Immediately we can see the essential properties of the derivative: near the chosen point \(\mathbf{a}\), the function \(h\) closely approximates \(f\). Moreover, this approximation is linear; the grid transformed by \(h\) consists only of straight lines, indicating that it is a linear function. Be sure to check out the full animated version of this visualization to see different functions at work!

## Extending the visualization to complex functions

Conveniently, this visualization can also be adapted to visualizing functions \(\mathbf{C} \to \mathbf{C}\). Just like functions of real numbers, complex functions can be differentiated and have an approximation function

\[h(z) = f(a) + f'(a)(z - a)\]where \(a,\ z \in \mathbf{C}\) and \(f'\) is the derivative of \(f\).

Typically a point in the complex plane is written as \(a + bi\) for some \(a,\ b \in \mathbf{R}\). We could alternatively notate this point as \((a, b)\), which looks just like a point in \(\mathbf{R}^2\)! These points operate under a different arithmetic, but can be fed to the same visualization algorithm. In this case, we get a depiction of the points on the real-imaginary plane. Here, for example, is a visualization of the complex exponential function \(f(z) = e^z\) and its derivative:

## Closing thoughts

Next up I’m planning a 3D-printable version of this same visualization. The idea is to perform similar deformation of a lattice in \(\mathbf{R}^3\).

More on this coming soon!

For the curious or computer-minded, the code for this d3.js-based visualization is on GitHub. Highlights include a totally bonkers JavaScript implementation of complex arithmetic or the main plot component.
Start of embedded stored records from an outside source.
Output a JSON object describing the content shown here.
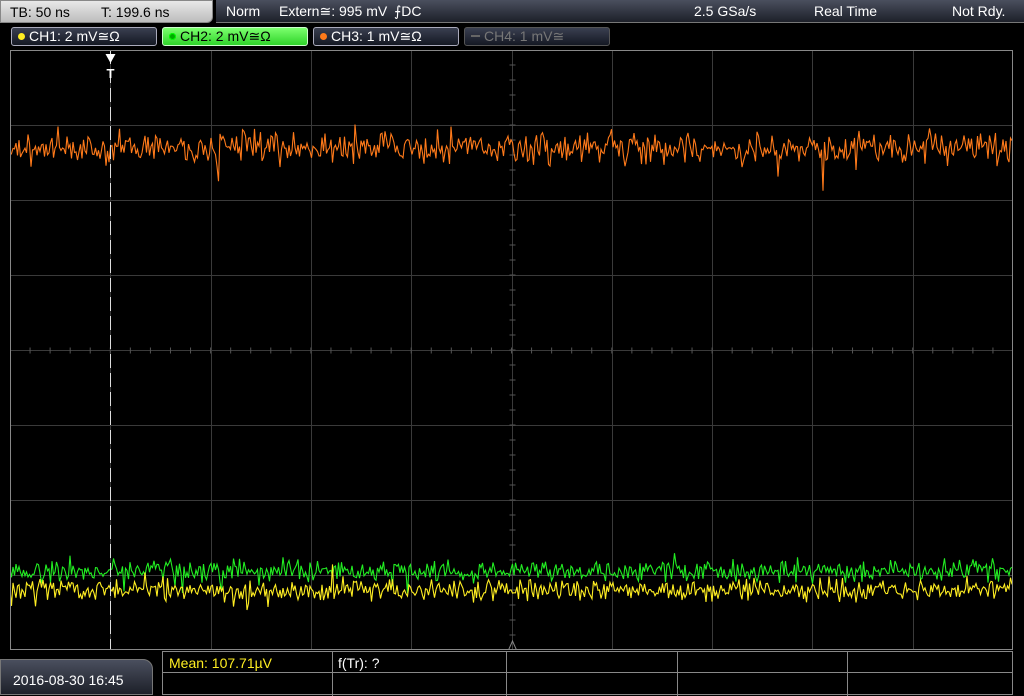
{
  "timebase": {
    "tb_label": "TB: 50 ns",
    "trigger_time_label": "T: 199.6 ns"
  },
  "status": {
    "trigger_mode": "Norm",
    "trigger_source": "Extern≅: 995 mV",
    "trigger_slope": "⨍DC",
    "sample_rate": "2.5 GSa/s",
    "acq_mode": "Real Time",
    "ready_state": "Not Rdy."
  },
  "channels": [
    {
      "label": "CH1: 2 mV≅Ω",
      "color": "#ffee22",
      "state": "on"
    },
    {
      "label": "CH2: 2 mV≅Ω",
      "color": "#22ee22",
      "state": "active"
    },
    {
      "label": "CH3: 1 mV≅Ω",
      "color": "#ff7a1a",
      "state": "on"
    },
    {
      "label": "CH4: 1 mV≅",
      "color": "#666666",
      "state": "off"
    }
  ],
  "chart_data": {
    "type": "line",
    "grid": true,
    "divisions_x": 10,
    "divisions_y": 8,
    "trigger_marker": "T",
    "series": [
      {
        "channel": "CH3",
        "color": "#ff7a1a",
        "level_div": 1.3,
        "noise_div": 0.22
      },
      {
        "channel": "CH2",
        "color": "#22ee22",
        "level_div": 6.95,
        "noise_div": 0.14
      },
      {
        "channel": "CH1",
        "color": "#ffee22",
        "level_div": 7.2,
        "noise_div": 0.15
      }
    ]
  },
  "footer": {
    "datetime": "2016-08-30 16:45",
    "mean_label": "Mean: 107.71µV",
    "freq_label": "f(Tr): ?"
  }
}
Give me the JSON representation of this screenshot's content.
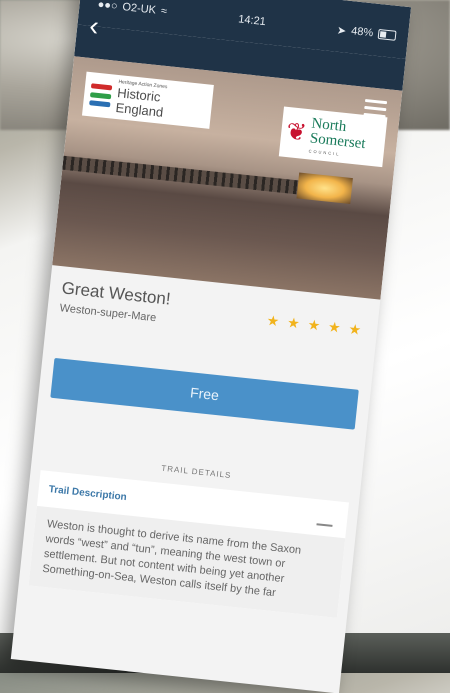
{
  "status_bar": {
    "carrier": "O2-UK",
    "time": "14:21",
    "battery": "48%"
  },
  "nav": {
    "back_icon": "chevron-left-icon",
    "menu_icon": "hamburger-menu-icon"
  },
  "logos": {
    "historic_england": {
      "tagline": "Heritage Action Zones",
      "name": "Historic England"
    },
    "north_somerset": {
      "line1": "North",
      "line2": "Somerset",
      "subline": "COUNCIL"
    }
  },
  "trail": {
    "title": "Great Weston!",
    "location": "Weston-super-Mare",
    "rating": 5
  },
  "actions": {
    "free_label": "Free"
  },
  "details": {
    "section_label": "TRAIL DETAILS",
    "card_title": "Trail Description",
    "collapse_symbol": "—",
    "description": "Weston is thought to derive its name from the Saxon words “west” and “tun”, meaning the west town or settlement. But not content with being yet another Something-on-Sea, Weston calls itself by the far"
  },
  "colors": {
    "header": "#1f3347",
    "accent_blue": "#4a91c9",
    "star": "#f1b31c",
    "title_link": "#3c78a8"
  }
}
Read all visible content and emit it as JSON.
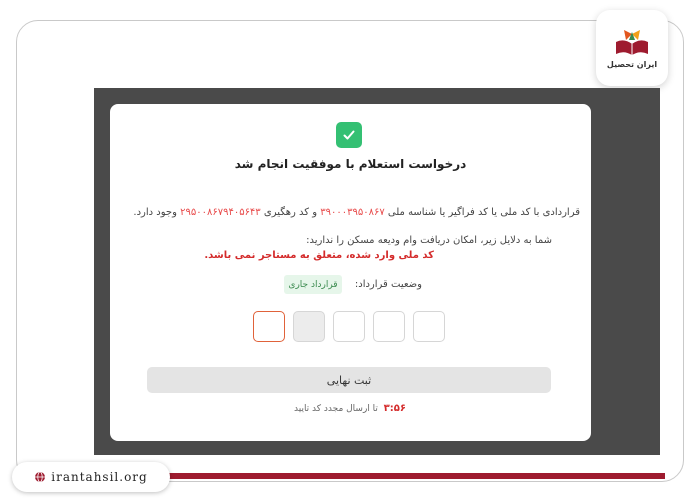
{
  "brand": {
    "logo_name": "ایران تحصیل",
    "site_url": "irantahsil.org",
    "accent": "#9e1b2f"
  },
  "modal": {
    "icon": "check-icon",
    "title": "درخواست استعلام با موفقیت انجام شد",
    "info_prefix": "قراردادی با کد ملی یا کد فراگیر یا شناسه ملی",
    "masked_id_1": "۳۹۰۰۰۳۹۵۰۸۶۷",
    "info_middle": "و کد رهگیری",
    "masked_id_2": "۲۹۵۰۰۸۶۷۹۴۰۵۶۴۳",
    "info_suffix": "وجود دارد.",
    "reason_intro": "شما به دلایل زیر، امکان دریافت وام ودیعه مسکن را ندارید:",
    "reason_error": "کد ملی وارد شده، متعلق به مستاجر نمی باشد.",
    "status_label": "وضعیت قرارداد:",
    "status_badge": "قرارداد جاری",
    "otp_count": 5,
    "submit_label": "ثبت نهایی",
    "timer": "۳:۵۶",
    "resend_text": "تا ارسال مجدد کد تایید"
  },
  "colors": {
    "success": "#34c073",
    "error": "#d42b2b",
    "active_input": "#e0623a",
    "badge_bg": "#e6f6ea",
    "badge_text": "#3a8a4e"
  }
}
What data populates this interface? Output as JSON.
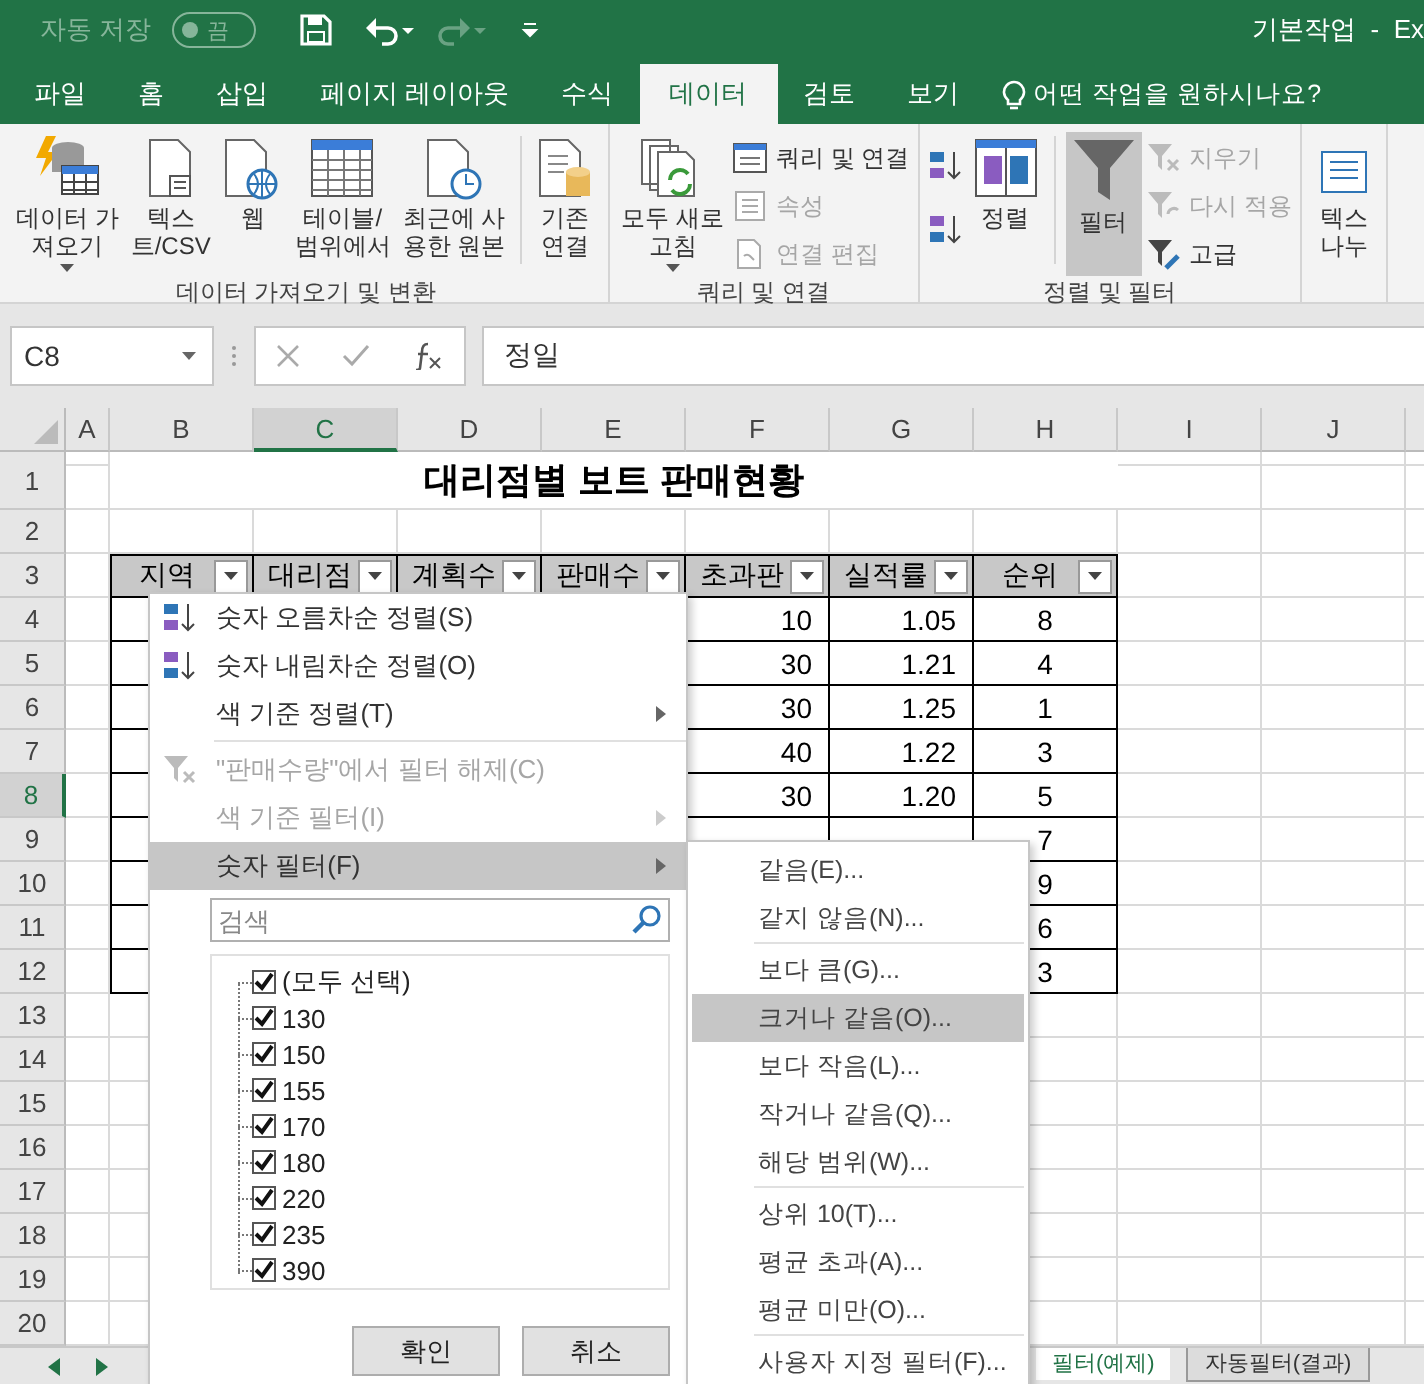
{
  "titlebar": {
    "autosave_label": "자동 저장",
    "autosave_on": false,
    "autosave_state": "끔",
    "title": "기본작업  -  Ex"
  },
  "tabs": [
    {
      "label": "파일",
      "selected": false
    },
    {
      "label": "홈",
      "selected": false
    },
    {
      "label": "삽입",
      "selected": false
    },
    {
      "label": "페이지 레이아웃",
      "selected": false
    },
    {
      "label": "수식",
      "selected": false
    },
    {
      "label": "데이터",
      "selected": true
    },
    {
      "label": "검토",
      "selected": false
    },
    {
      "label": "보기",
      "selected": false
    }
  ],
  "tell_me": "어떤 작업을 원하시나요?",
  "ribbon": {
    "groups": [
      {
        "label": "데이터 가져오기 및 변환",
        "items": [
          {
            "kind": "large",
            "label": "데이터 가\n져오기",
            "dropdown": true
          },
          {
            "kind": "large",
            "label": "텍스\n트/CSV"
          },
          {
            "kind": "large",
            "label": "웹"
          },
          {
            "kind": "large",
            "label": "테이블/\n범위에서"
          },
          {
            "kind": "large",
            "label": "최근에 사\n용한 원본"
          },
          {
            "kind": "large",
            "label": "기존\n연결",
            "divider_before": true
          }
        ]
      },
      {
        "label": "쿼리 및 연결",
        "items": [
          {
            "kind": "large",
            "label": "모두 새로\n고침",
            "dropdown": true
          },
          {
            "kind": "stack",
            "items": [
              {
                "label": "쿼리 및 연결",
                "disabled": false
              },
              {
                "label": "속성",
                "disabled": true
              },
              {
                "label": "연결 편집",
                "disabled": true
              }
            ]
          }
        ]
      },
      {
        "label": "정렬 및 필터",
        "items": [
          {
            "kind": "sort_icons"
          },
          {
            "kind": "large",
            "label": "정렬"
          },
          {
            "kind": "large",
            "label": "필터",
            "pressed": true,
            "divider_before": true
          },
          {
            "kind": "stack",
            "items": [
              {
                "label": "지우기",
                "disabled": true
              },
              {
                "label": "다시 적용",
                "disabled": true
              },
              {
                "label": "고급",
                "disabled": false
              }
            ]
          }
        ]
      },
      {
        "items": [
          {
            "kind": "large",
            "label": "텍스\n나누"
          }
        ]
      }
    ]
  },
  "formula_bar": {
    "name_box": "C8",
    "formula": "정일"
  },
  "columns": [
    {
      "label": "A",
      "selected": false
    },
    {
      "label": "B",
      "selected": false
    },
    {
      "label": "C",
      "selected": true
    },
    {
      "label": "D",
      "selected": false
    },
    {
      "label": "E",
      "selected": false
    },
    {
      "label": "F",
      "selected": false
    },
    {
      "label": "G",
      "selected": false
    },
    {
      "label": "H",
      "selected": false
    },
    {
      "label": "I",
      "selected": false
    },
    {
      "label": "J",
      "selected": false
    }
  ],
  "rows": [
    {
      "label": "1",
      "selected": false
    },
    {
      "label": "2",
      "selected": false
    },
    {
      "label": "3",
      "selected": false
    },
    {
      "label": "4",
      "selected": false
    },
    {
      "label": "5",
      "selected": false
    },
    {
      "label": "6",
      "selected": false
    },
    {
      "label": "7",
      "selected": false
    },
    {
      "label": "8",
      "selected": true
    },
    {
      "label": "9",
      "selected": false
    },
    {
      "label": "10",
      "selected": false
    },
    {
      "label": "11",
      "selected": false
    },
    {
      "label": "12",
      "selected": false
    },
    {
      "label": "13",
      "selected": false
    },
    {
      "label": "14",
      "selected": false
    },
    {
      "label": "15",
      "selected": false
    },
    {
      "label": "16",
      "selected": false
    },
    {
      "label": "17",
      "selected": false
    },
    {
      "label": "18",
      "selected": false
    },
    {
      "label": "19",
      "selected": false
    },
    {
      "label": "20",
      "selected": false
    }
  ],
  "sheet_title": "대리점별 보트 판매현황",
  "table": {
    "headers": [
      "지역",
      "대리점",
      "계획수",
      "판매수",
      "초과판",
      "실적률",
      "순위"
    ],
    "rows": [
      {
        "F": "10",
        "G": "1.05",
        "H": "8"
      },
      {
        "F": "30",
        "G": "1.21",
        "H": "4"
      },
      {
        "F": "30",
        "G": "1.25",
        "H": "1"
      },
      {
        "F": "40",
        "G": "1.22",
        "H": "3"
      },
      {
        "F": "30",
        "G": "1.20",
        "H": "5"
      },
      {
        "H": "7"
      },
      {
        "H": "9"
      },
      {
        "H": "6"
      },
      {
        "H": "3"
      }
    ]
  },
  "filter_menu": {
    "items": [
      {
        "kind": "sort_asc",
        "label": "숫자 오름차순 정렬(S)",
        "disabled": false,
        "submenu": false,
        "highlighted": false
      },
      {
        "kind": "sort_desc",
        "label": "숫자 내림차순 정렬(O)",
        "disabled": false,
        "submenu": false,
        "highlighted": false
      },
      {
        "kind": "plain",
        "label": "색 기준 정렬(T)",
        "disabled": false,
        "submenu": true,
        "highlighted": false,
        "separator_after": true
      },
      {
        "kind": "clear",
        "label": "\"판매수량\"에서 필터 해제(C)",
        "disabled": true,
        "submenu": false,
        "highlighted": false
      },
      {
        "kind": "plain",
        "label": "색 기준 필터(I)",
        "disabled": true,
        "submenu": true,
        "highlighted": false
      },
      {
        "kind": "plain",
        "label": "숫자 필터(F)",
        "disabled": false,
        "submenu": true,
        "highlighted": true
      }
    ],
    "search_placeholder": "검색",
    "values": [
      {
        "label": "(모두 선택)",
        "checked": true
      },
      {
        "label": "130",
        "checked": true
      },
      {
        "label": "150",
        "checked": true
      },
      {
        "label": "155",
        "checked": true
      },
      {
        "label": "170",
        "checked": true
      },
      {
        "label": "180",
        "checked": true
      },
      {
        "label": "220",
        "checked": true
      },
      {
        "label": "235",
        "checked": true
      },
      {
        "label": "390",
        "checked": true
      }
    ],
    "buttons": [
      "확인",
      "취소"
    ]
  },
  "number_filter_menu": [
    {
      "label": "같음(E)...",
      "highlighted": false
    },
    {
      "label": "같지 않음(N)...",
      "highlighted": false,
      "separator_after": true
    },
    {
      "label": "보다 큼(G)...",
      "highlighted": false
    },
    {
      "label": "크거나 같음(O)...",
      "highlighted": true
    },
    {
      "label": "보다 작음(L)...",
      "highlighted": false
    },
    {
      "label": "작거나 같음(Q)...",
      "highlighted": false
    },
    {
      "label": "해당 범위(W)...",
      "highlighted": false,
      "separator_after": true
    },
    {
      "label": "상위 10(T)...",
      "highlighted": false
    },
    {
      "label": "평균 초과(A)...",
      "highlighted": false
    },
    {
      "label": "평균 미만(O)...",
      "highlighted": false,
      "separator_after": true
    },
    {
      "label": "사용자 지정 필터(F)...",
      "highlighted": false
    }
  ],
  "sheet_tabs": [
    {
      "label": "필터(예제)",
      "selected": true
    },
    {
      "label": "자동필터(결과)",
      "selected": false
    }
  ]
}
I would also love to hear any further ideas for visualization in this area.